White stork appreciates golf course as habitat
They are back: Since mid-February, the white storks have been on the move again from their winter quarters in the south to their summer quarters, including in northern Germany. Their winter journeys are also intensively observed in Schleswig-Holstein by numerous ornithologists, and their population is precisely recorded. In Dithmarschen, for example, the stork father discovered the first storks of the year as early as February. That storks are under such scrutiny is no wonder: the population of white storks is not abundant. In Schleswig-Holstein, NABU identified a total of 428 pairs in 2022, after the number had already dropped to around 200 pairs in the meantime. The annual number of young birds is not sufficient to fill the gaps caused by natural losses.
Golf course offers a lot of food
Golf courses can play a positive role in the establishment and reproduction of white storks, especially if they have extensive water features or floodplains. These areas ensure that the stork finds plenty of food and establishes its hunting ground on the golf course. The successful settlement of storks thus depends to a large extent on a high level of biodiversity on the golf course. This is by no means just about the frog, which can often be seen in the mouths of storks when they are shown in pictures. The stork appreciates earthworms, insects and small mice as well as carrion as a snack.
How local storks are, can be observed at some golf courses in the Golf Association Schleswig-Holstein. At GC Großensee, for example, where a stork nest was installed near the driving range at great expense in 2019, a pair of storks moved into the nest immediately in the first year. 2022 was the first time a cub was raised. This is not surprising: while in large parts of Germany wetlands and meadows are drained and landscaped areas are colonized, here there are numerous wetlands that serve as a natural habitat for storks.
Nevertheless, the storks at GC Großensee, which is certified gold in the Golf & Nature program, also made for an almost tragic story last year. One of the adults was hit by a golf ball during an outing on fairway 2 and has been unable to fly since. He is now being cared for at a stork station near the golf course. Because this meant that one of the parents was out for foraging, the other stork pushed a young bird out of the nest. Only the second young stork survived; according to groundskeeper Norbert Prigge, it first found a home in the stork station and was then released into the wild. “It was sad overall,” Prigge sums up, but still hopes that a couple will settle in the eyrie near the driving range again this year. “Actually, our nest was even contested to some extent,” he says.

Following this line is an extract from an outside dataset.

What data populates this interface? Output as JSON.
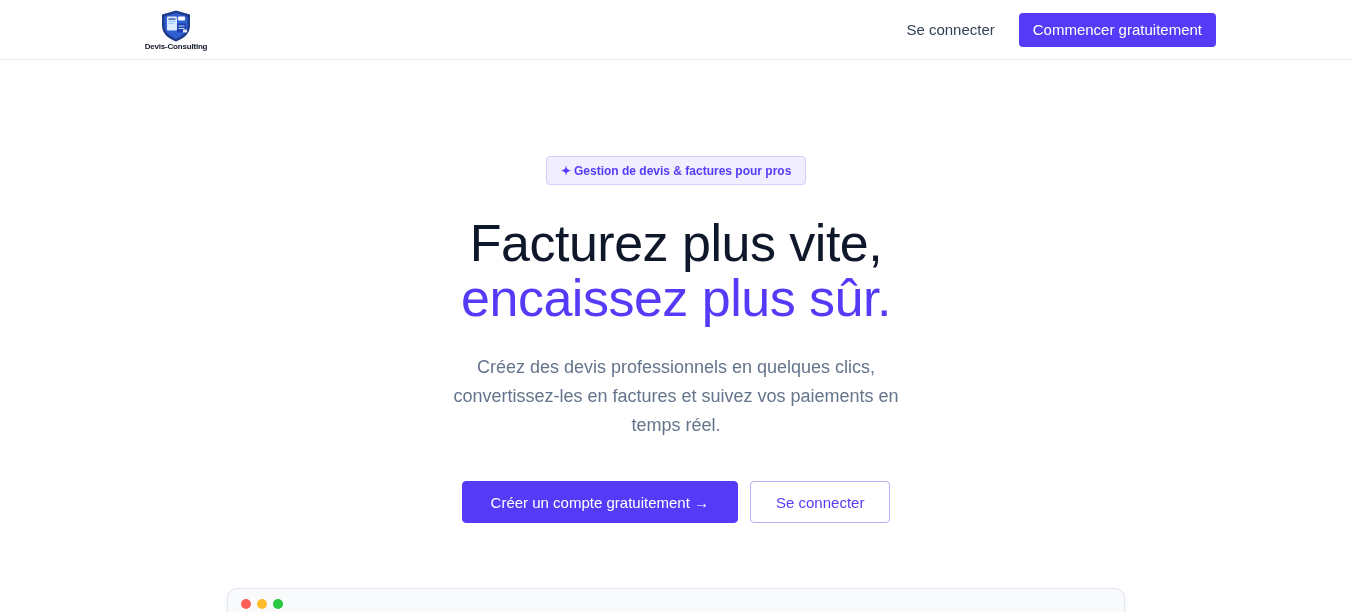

The golf course was apparently considered a desirable place to live among the storks.
NABU gives tips
Golf facilities thinking of also establishing white storks on their course should first seek expert advice. In Schleswig-Holstein, NABU operates a Stork Protection Working Group (AG Storchenschutz), which, with numerous area supervisors on site, not only checks white stork nests, but also rings young birds and provides tips on the construction and proper location of nests.